Everyone knows that the Scots make the best porridge – apart, it seems, from the organisers of the World Championships held in Carrbridge at the weekend.

This year’s Golden Spurtle – and if you don’t know what a spurtle is, you’ve never made proper porridge – was awarded to a man from Oregon in the United States.

Can you believe it?

Claims he has been involved in wholegrain food all his life and true, aged 87, that is quite a number of years but no mention if everything he knows about porridge came from his granny.

We were given porridge every morning growing up, no sugary cereal for us – and no little toys out of the cornflakes packet either, remember those? My mum followed her mother’s example and used to soak oatmeal overnight, yes, I’m talking about ‘real’ porridge.

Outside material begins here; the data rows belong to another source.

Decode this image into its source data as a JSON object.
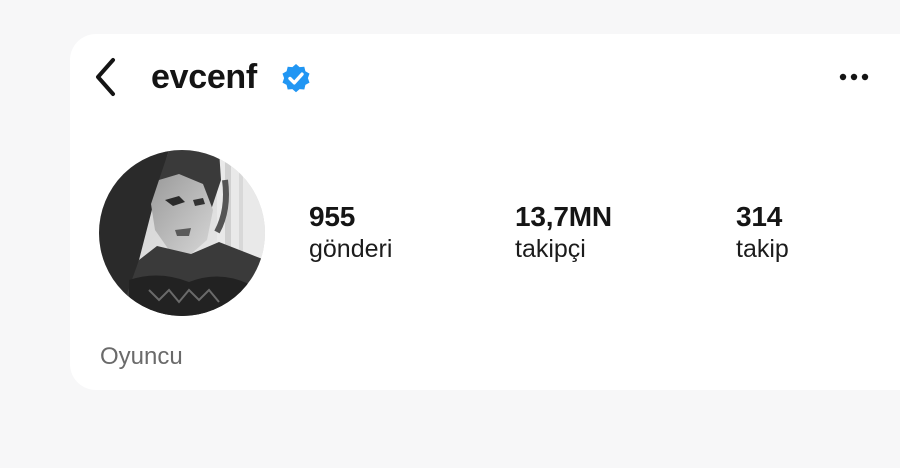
{
  "profile": {
    "username": "evcenf",
    "verified": true,
    "bio": "Oyuncu"
  },
  "stats": [
    {
      "value": "955",
      "label": "gönderi"
    },
    {
      "value": "13,7MN",
      "label": "takipçi"
    },
    {
      "value": "314",
      "label": "takip"
    }
  ],
  "icons": {
    "back": "chevron-left-icon",
    "verified": "verified-badge-icon",
    "more": "more-options-icon"
  },
  "colors": {
    "verified": "#2196f3",
    "text": "#141414",
    "bio": "#6a6a6a",
    "background": "#f7f7f8",
    "card": "#ffffff"
  }
}
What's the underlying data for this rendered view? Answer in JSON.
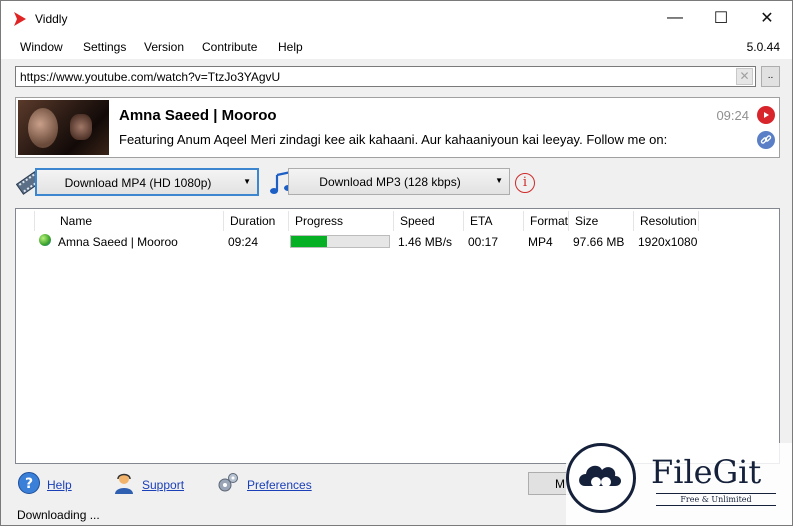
{
  "window": {
    "title": "Viddly",
    "controls": {
      "minimize": "—",
      "maximize": "☐",
      "close": "✕"
    }
  },
  "menu": {
    "items": [
      "Window",
      "Settings",
      "Version",
      "Contribute",
      "Help"
    ],
    "version": "5.0.44"
  },
  "url": {
    "value": "https://www.youtube.com/watch?v=TtzJo3YAgvU",
    "clear_glyph": "✕",
    "more_label": ".."
  },
  "video": {
    "title": "Amna Saeed | Mooroo",
    "description": "Featuring Anum Aqeel Meri zindagi kee aik kahaani. Aur kahaaniyoun kai leeyay. Follow me on:",
    "duration": "09:24"
  },
  "download": {
    "video_option": "Download MP4 (HD 1080p)",
    "audio_option": "Download MP3 (128 kbps)",
    "info_glyph": "i"
  },
  "table": {
    "columns": [
      "Name",
      "Duration",
      "Progress",
      "Speed",
      "ETA",
      "Format",
      "Size",
      "Resolution"
    ],
    "rows": [
      {
        "name": "Amna Saeed | Mooroo",
        "duration": "09:24",
        "progress_fraction": 0.37,
        "speed": "1.46 MB/s",
        "eta": "00:17",
        "format": "MP4",
        "size": "97.66 MB",
        "resolution": "1920x1080"
      }
    ]
  },
  "footer": {
    "help": "Help",
    "support": "Support",
    "preferences": "Preferences",
    "button_partial": "M",
    "status": "Downloading ..."
  },
  "watermark": {
    "brand": "FileGit",
    "tagline": "Free & Unlimited"
  },
  "colors": {
    "accent": "#3c86d0",
    "progress": "#06b025",
    "youtube": "#d8242b",
    "link": "#1a3fb8"
  }
}
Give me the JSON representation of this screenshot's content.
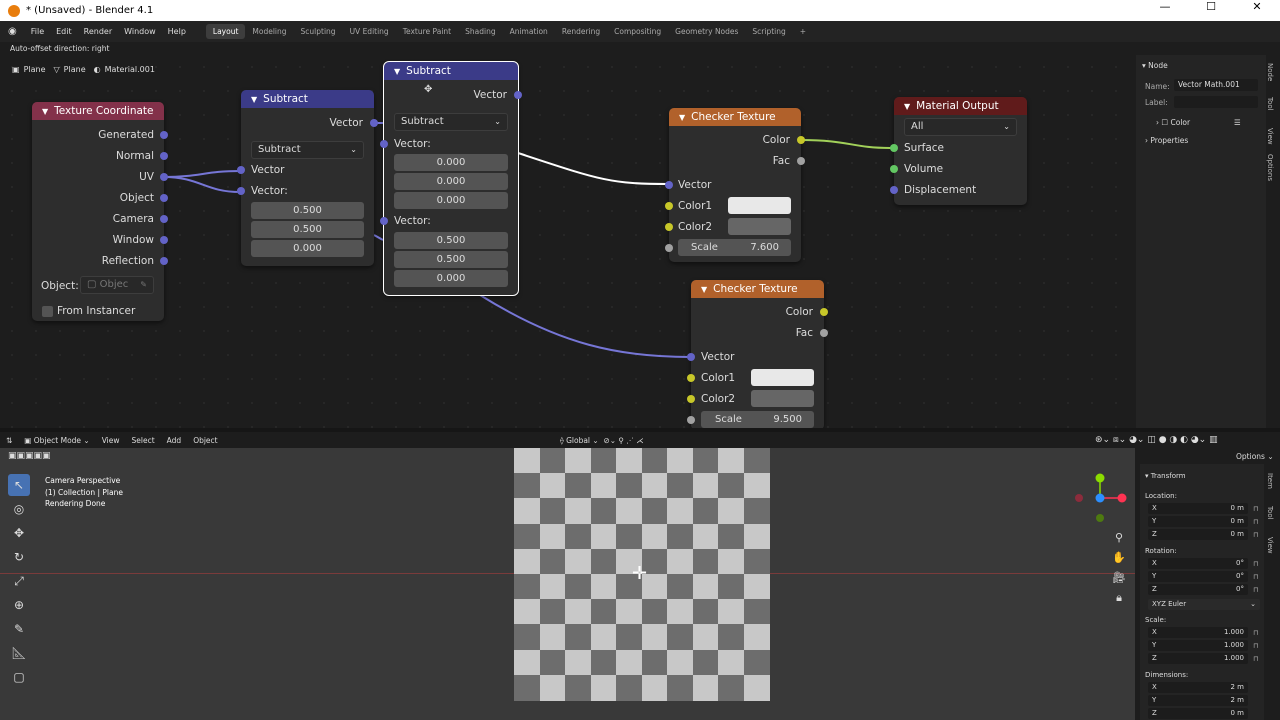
{
  "window": {
    "title": "* (Unsaved) - Blender 4.1"
  },
  "menus": [
    "File",
    "Edit",
    "Render",
    "Window",
    "Help"
  ],
  "workspaces": [
    "Layout",
    "Modeling",
    "Sculpting",
    "UV Editing",
    "Texture Paint",
    "Shading",
    "Animation",
    "Rendering",
    "Compositing",
    "Geometry Nodes",
    "Scripting"
  ],
  "workspace_add": "+",
  "hint": "Auto-offset direction: right",
  "breadcrumb": [
    "Plane",
    "Plane",
    "Material.001"
  ],
  "nodes": {
    "texcoord": {
      "title": "Texture Coordinate",
      "outputs": [
        "Generated",
        "Normal",
        "UV",
        "Object",
        "Camera",
        "Window",
        "Reflection"
      ],
      "object_label": "Object:",
      "object_placeholder": "Objec",
      "from_instancer": "From Instancer"
    },
    "sub1": {
      "title": "Subtract",
      "out": "Vector",
      "op": "Subtract",
      "in1": "Vector",
      "in2": "Vector:",
      "v2": [
        "0.500",
        "0.500",
        "0.000"
      ]
    },
    "sub2": {
      "title": "Subtract",
      "out": "Vector",
      "op": "Subtract",
      "in1": "Vector:",
      "v1": [
        "0.000",
        "0.000",
        "0.000"
      ],
      "in2": "Vector:",
      "v2": [
        "0.500",
        "0.500",
        "0.000"
      ]
    },
    "check1": {
      "title": "Checker Texture",
      "out_color": "Color",
      "out_fac": "Fac",
      "in_vec": "Vector",
      "c1": "Color1",
      "c2": "Color2",
      "scale_label": "Scale",
      "scale": "7.600"
    },
    "check2": {
      "title": "Checker Texture",
      "out_color": "Color",
      "out_fac": "Fac",
      "in_vec": "Vector",
      "c1": "Color1",
      "c2": "Color2",
      "scale_label": "Scale",
      "scale": "9.500"
    },
    "output": {
      "title": "Material Output",
      "target": "All",
      "inputs": [
        "Surface",
        "Volume",
        "Displacement"
      ]
    }
  },
  "node_sidebar": {
    "section": "Node",
    "name_label": "Name:",
    "name": "Vector Math.001",
    "label_label": "Label:",
    "color": "Color",
    "properties": "Properties",
    "tabs": [
      "Node",
      "Tool",
      "View",
      "Options"
    ]
  },
  "viewport_header": {
    "mode": "Object Mode",
    "menus": [
      "View",
      "Select",
      "Add",
      "Object"
    ],
    "transform": "Global",
    "options": "Options"
  },
  "viewport_info": [
    "Camera Perspective",
    "(1) Collection | Plane",
    "Rendering Done"
  ],
  "transform_panel": {
    "title": "Transform",
    "location_label": "Location:",
    "location": [
      [
        "X",
        "0 m"
      ],
      [
        "Y",
        "0 m"
      ],
      [
        "Z",
        "0 m"
      ]
    ],
    "rotation_label": "Rotation:",
    "rotation": [
      [
        "X",
        "0°"
      ],
      [
        "Y",
        "0°"
      ],
      [
        "Z",
        "0°"
      ]
    ],
    "rotation_mode": "XYZ Euler",
    "scale_label": "Scale:",
    "scale": [
      [
        "X",
        "1.000"
      ],
      [
        "Y",
        "1.000"
      ],
      [
        "Z",
        "1.000"
      ]
    ],
    "dimensions_label": "Dimensions:",
    "dimensions": [
      [
        "X",
        "2 m"
      ],
      [
        "Y",
        "2 m"
      ],
      [
        "Z",
        "0 m"
      ]
    ],
    "tabs": [
      "Item",
      "Tool",
      "View"
    ]
  },
  "colors": {
    "accent": "#4772b3",
    "vector_socket": "#6363c7",
    "color_socket": "#c7c729",
    "shader_socket": "#63c763",
    "checker_light": "#c8c8c8",
    "checker_dark": "#6d6d6d"
  }
}
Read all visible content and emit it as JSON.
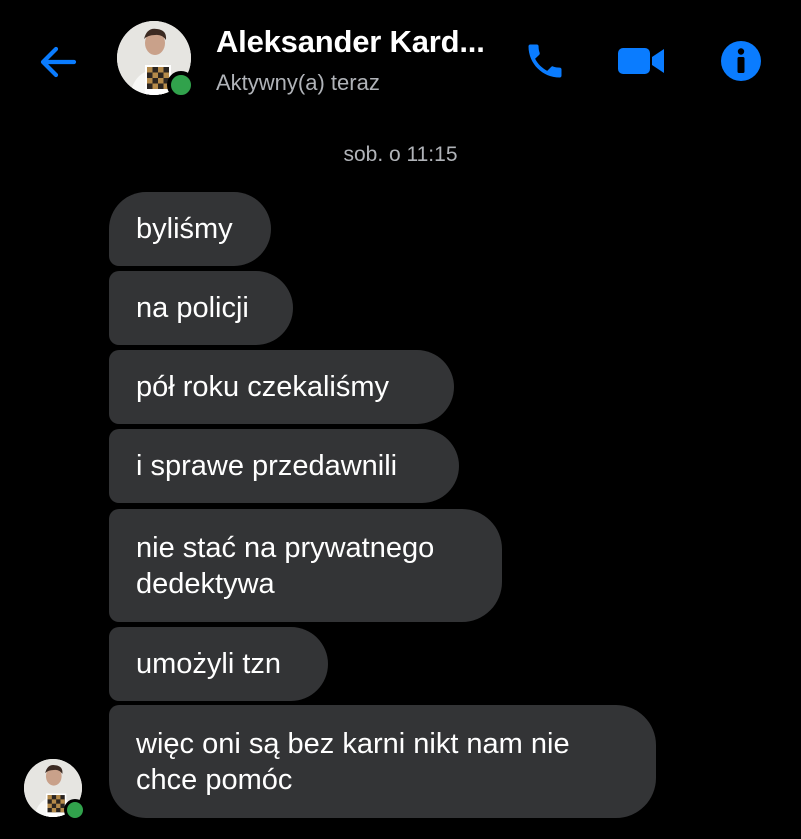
{
  "header": {
    "contact_name": "Aleksander Kard...",
    "status": "Aktywny(a) teraz",
    "back_icon": "arrow-left-icon",
    "call_icon": "phone-icon",
    "video_icon": "video-camera-icon",
    "info_icon": "info-icon"
  },
  "conversation": {
    "timestamp": "sob. o 11:15",
    "messages": [
      {
        "text": "byliśmy"
      },
      {
        "text": "na policji"
      },
      {
        "text": "pół roku czekaliśmy"
      },
      {
        "text": "i sprawe przedawnili"
      },
      {
        "text": "nie stać na prywatnego\ndedektywa"
      },
      {
        "text": "umożyli tzn"
      },
      {
        "text": "więc oni są bez karni nikt nam nie\nchce pomóc"
      }
    ]
  },
  "colors": {
    "background": "#000000",
    "accent": "#0a7cff",
    "bubble": "#333436",
    "secondary_text": "#b0b3b8",
    "presence": "#31a24c"
  }
}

And there was no milk in it. Only water and salt, but we were allowed to pour milk over it – and it was great if you got to the milk bottle first and managed to get the cream from the top. You certainly don’t get that out of a plastic cartoon!

Daughter Emma is reading this over my shoulder and laughing that I sound like some old biddy. But I’m just remembering how it used to be growing up – some people make a fortune putting their memories on paper.

I remember my grandfather, who used to be a farmworker many, many years ago, telling me that his mother – my goodness this is a tale of family history – would make a huge pot of porridge and pour it into a drawer to set.

Hope she took out all the rubbish first!

Then each morning she would cut out slices and wrap it in a bit of cloth, giving it to her husband and sons for their lunch.

Do you think this was an early version of the meal deal?

He lived well into his 80s so it didn’t do him any harm. And I also read this week that some old boy who was celebrating his 105th birthday was giving the credit to his daily bowl of porridge for setting him up for the day.

I’m still eating my porridge every morning, but whisper it, I use those little sachets which make it very easy. Don’t think my granny would approve but if it helps me hit my centenary then I’ll be happy to give the credit to the wholesome breakfast!

*For those who don’t know, a spurtle is a wooden kitchen stick-like implement which you use to make lump-free porridge.